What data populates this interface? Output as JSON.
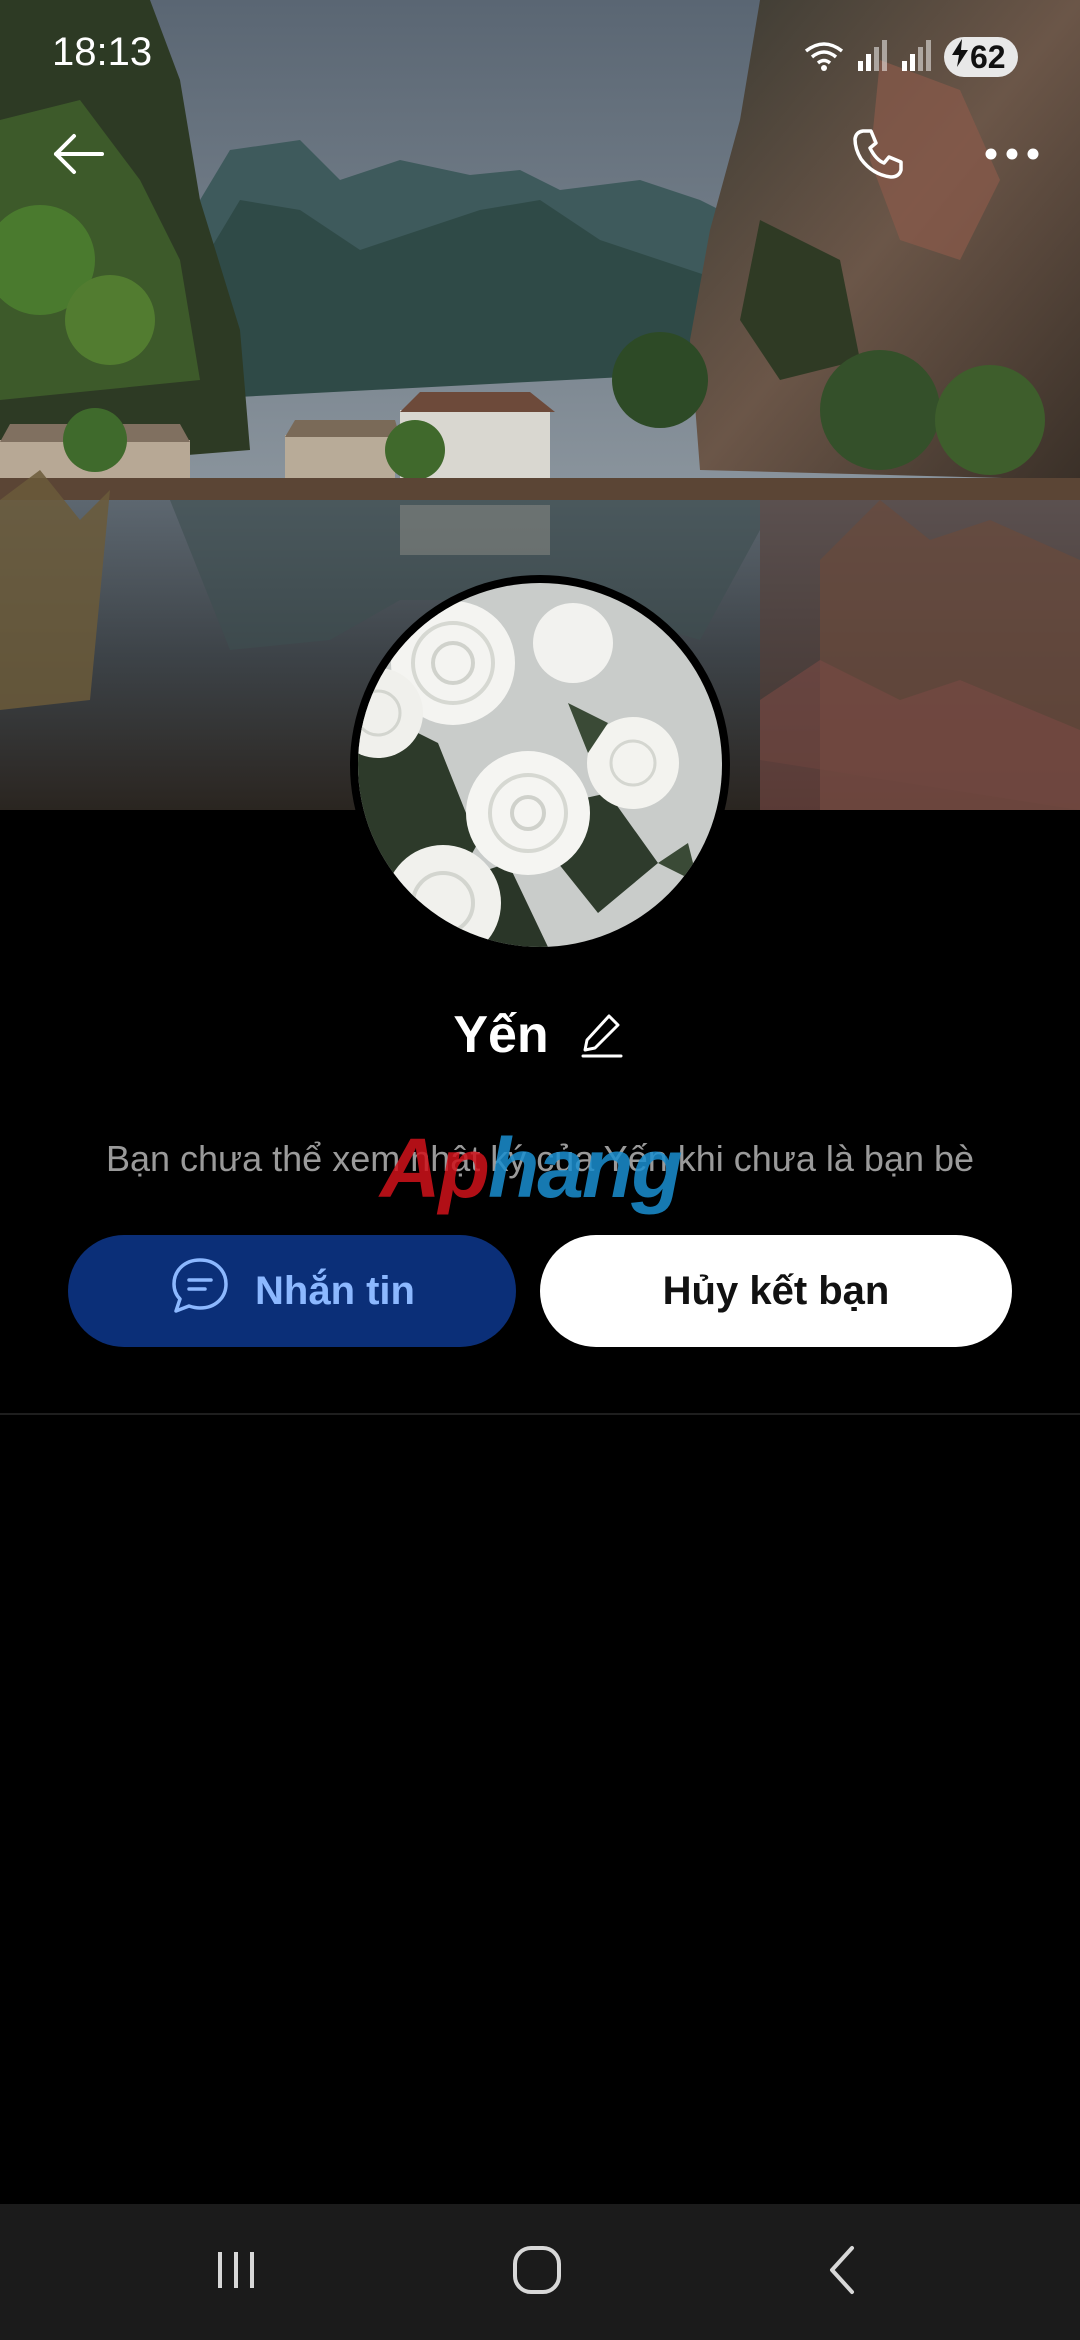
{
  "status_bar": {
    "time": "18:13",
    "battery": "62",
    "icons": [
      "wifi-icon",
      "signal-icon",
      "signal-icon",
      "charging-icon"
    ]
  },
  "nav": {
    "icons": [
      "back-arrow-icon",
      "phone-icon",
      "more-icon"
    ]
  },
  "profile": {
    "name": "Yến",
    "info_text": "Bạn chưa thể xem nhật ký của Yến khi chưa là bạn bè"
  },
  "watermark": {
    "part1": "Ap",
    "part2": "hang",
    "color1": "#d0121b",
    "color2": "#1a8fd0"
  },
  "actions": {
    "message_label": "Nhắn tin",
    "unfriend_label": "Hủy kết bạn"
  },
  "colors": {
    "message_bg": "#0b2f78",
    "message_text": "#8cb8ff",
    "background": "#000000"
  },
  "system_nav": {
    "icons": [
      "recent-apps-icon",
      "home-icon",
      "back-icon"
    ]
  }
}
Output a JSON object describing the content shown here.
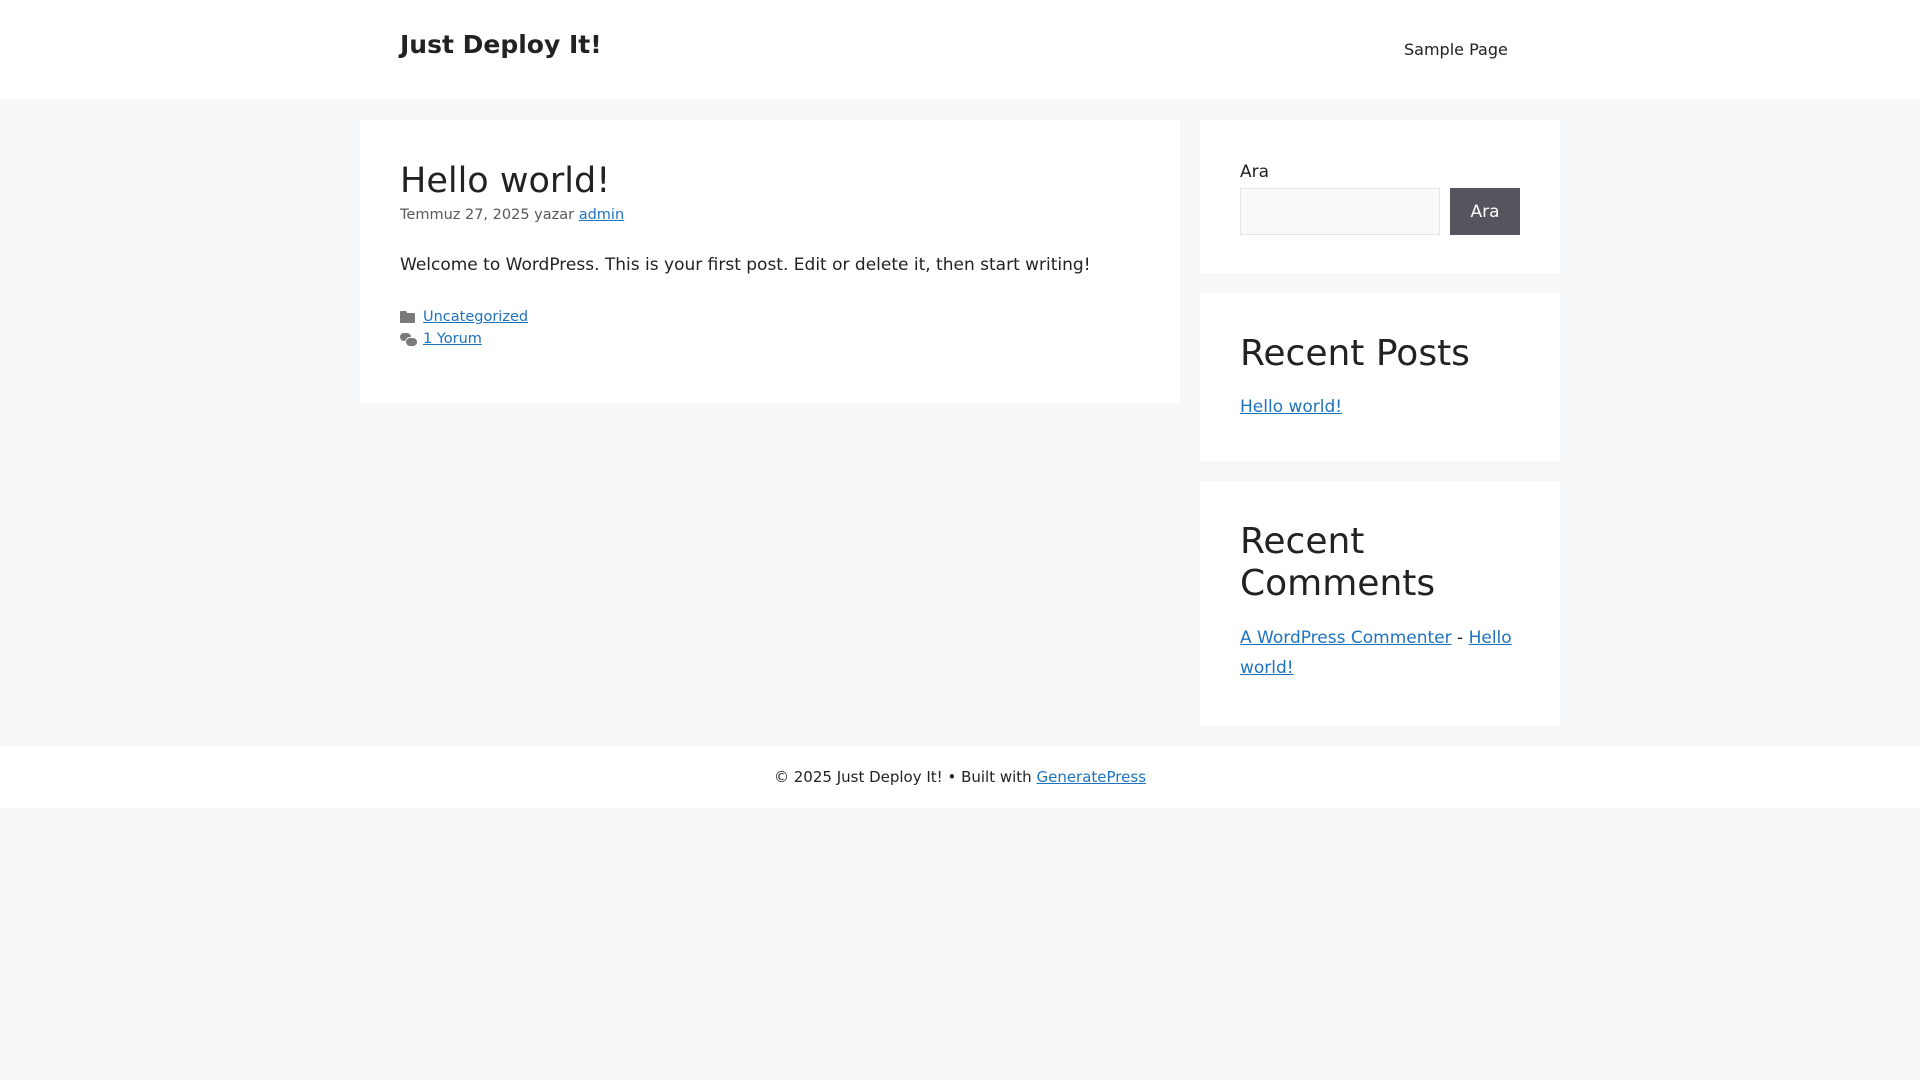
{
  "header": {
    "site_title": "Just Deploy It!",
    "nav_items": [
      "Sample Page"
    ]
  },
  "post": {
    "title": "Hello world!",
    "meta_date": "Temmuz 27, 2025",
    "meta_by": "yazar",
    "meta_author": "admin",
    "content": "Welcome to WordPress. This is your first post. Edit or delete it, then start writing!",
    "category": "Uncategorized",
    "comments_link": "1 Yorum"
  },
  "sidebar": {
    "search": {
      "label": "Ara",
      "placeholder": "",
      "button": "Ara"
    },
    "recent_posts": {
      "title": "Recent Posts",
      "items": [
        "Hello world!"
      ]
    },
    "recent_comments": {
      "title": "Recent Comments",
      "items": [
        {
          "author": "A WordPress Commenter",
          "separator": "-",
          "post": "Hello world!"
        }
      ]
    }
  },
  "footer": {
    "copyright": "© 2025 Just Deploy It! • Built with",
    "theme_link": "GeneratePress"
  },
  "colors": {
    "link": "#1e73be",
    "button_bg": "#55555e",
    "page_bg": "#f7f8f9"
  }
}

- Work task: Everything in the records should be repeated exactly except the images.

- Answer to this problem:
What data populates this interface? Output as JSON.
{
  "status_bar": {
    "time": "18:13",
    "battery": "62",
    "icons": [
      "wifi-icon",
      "signal-icon",
      "signal-icon",
      "charging-icon"
    ]
  },
  "nav": {
    "icons": [
      "back-arrow-icon",
      "phone-icon",
      "more-icon"
    ]
  },
  "profile": {
    "name": "Yến",
    "info_text": "Bạn chưa thể xem nhật ký của Yến khi chưa là bạn bè"
  },
  "watermark": {
    "part1": "Ap",
    "part2": "hang",
    "color1": "#d0121b",
    "color2": "#1a8fd0"
  },
  "actions": {
    "message_label": "Nhắn tin",
    "unfriend_label": "Hủy kết bạn"
  },
  "colors": {
    "message_bg": "#0b2f78",
    "message_text": "#8cb8ff",
    "background": "#000000"
  },
  "system_nav": {
    "icons": [
      "recent-apps-icon",
      "home-icon",
      "back-icon"
    ]
  }
}
Output a JSON object describing the content shown here.
{
  "header": {
    "site_title": "Just Deploy It!",
    "nav_items": [
      "Sample Page"
    ]
  },
  "post": {
    "title": "Hello world!",
    "meta_date": "Temmuz 27, 2025",
    "meta_by": "yazar",
    "meta_author": "admin",
    "content": "Welcome to WordPress. This is your first post. Edit or delete it, then start writing!",
    "category": "Uncategorized",
    "comments_link": "1 Yorum"
  },
  "sidebar": {
    "search": {
      "label": "Ara",
      "placeholder": "",
      "button": "Ara"
    },
    "recent_posts": {
      "title": "Recent Posts",
      "items": [
        "Hello world!"
      ]
    },
    "recent_comments": {
      "title": "Recent Comments",
      "items": [
        {
          "author": "A WordPress Commenter",
          "separator": "-",
          "post": "Hello world!"
        }
      ]
    }
  },
  "footer": {
    "copyright": "© 2025 Just Deploy It! • Built with",
    "theme_link": "GeneratePress"
  },
  "colors": {
    "link": "#1e73be",
    "button_bg": "#55555e",
    "page_bg": "#f7f8f9"
  }
}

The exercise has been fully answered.